You could be forgiven if at first glance, you perceived this as a trend towards increasing complexity, and that future architects will need to be specialists in BIM methodology in order to contribute to architectural practice. Think again. Google SketchUp, is perhaps the easiest 3D CAD based software to learn on the market at the moment and is rapidly becoming the number one choice for architects in early phases of building design.
Although SketchUp does not provide the BIM functionality that is present in other far more expensive solutions, I believe the future is very promising. SketchUp has a short learning curve, competitive price (free), 3D-based focus (a prerequisite for BIM programs), pleasing visualization capabilities make SketchUp a strong contender to begin with. Now add the fact that it is part of the “Google Empire,” directly connected to Google Earth and its repository of 3D buildings, terrain, and street views—as well as the 3D Warehouse—and you have a contender with enviable if not inevitable odds for success.

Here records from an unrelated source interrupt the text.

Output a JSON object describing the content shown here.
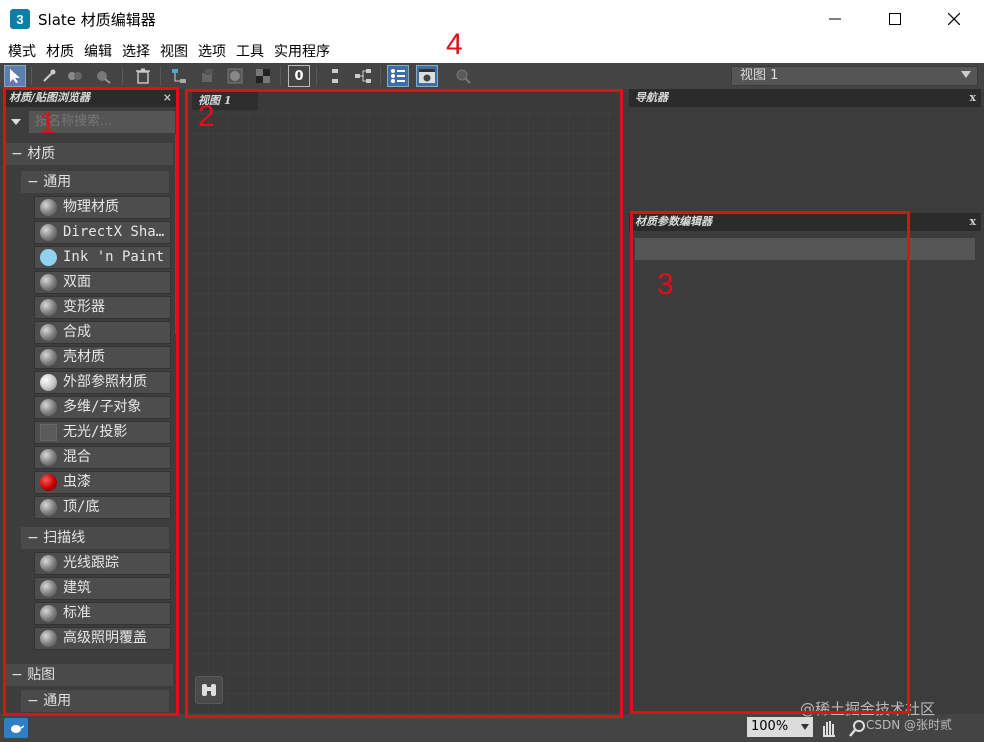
{
  "window": {
    "title": "Slate 材质编辑器",
    "icon_letter": "3"
  },
  "menu": [
    "模式",
    "材质",
    "编辑",
    "选择",
    "视图",
    "选项",
    "工具",
    "实用程序"
  ],
  "toolbar": {
    "view_select_value": "视图 1",
    "material_id_value": "0"
  },
  "browser": {
    "title": "材质/贴图浏览器",
    "close_label": "×",
    "search_placeholder": "按名称搜索...",
    "sections": {
      "materials": {
        "label": "材质"
      },
      "general": {
        "label": "通用"
      },
      "scanline": {
        "label": "扫描线"
      },
      "maps": {
        "label": "贴图"
      },
      "maps_general": {
        "label": "通用"
      }
    },
    "general_items": [
      "物理材质",
      "DirectX Sha…",
      "Ink 'n Paint",
      "双面",
      "变形器",
      "合成",
      "壳材质",
      "外部参照材质",
      "多维/子对象",
      "无光/投影",
      "混合",
      "虫漆",
      "顶/底"
    ],
    "scanline_items": [
      "光线跟踪",
      "建筑",
      "标准",
      "高级照明覆盖"
    ]
  },
  "view": {
    "tab_label": "视图 1"
  },
  "navigator": {
    "title": "导航器",
    "close_label": "x"
  },
  "param_editor": {
    "title": "材质参数编辑器",
    "close_label": "x"
  },
  "status": {
    "zoom": "100%"
  },
  "watermark": {
    "line1": "@稀土掘金技术社区",
    "line2": "CSDN @张时贰"
  },
  "annotations": {
    "a1": "1",
    "a2": "2",
    "a3": "3",
    "a4": "4"
  },
  "colors": {
    "highlight": "#e0101a",
    "panel": "#3c3c3c",
    "toolbar": "#444444"
  }
}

Of course, SketchUp does not currently possess all of the functionality of more expensive programs—far from it. Nevertheless, now in its 8th Version, SketchUp has already become a far more sophisticated program than version 1.0. greenspaceLive plans to harness the capabilities of SketchUp, by offering gModeller an energy analysis plug-in, which allows Architects to make informed decisions on building design.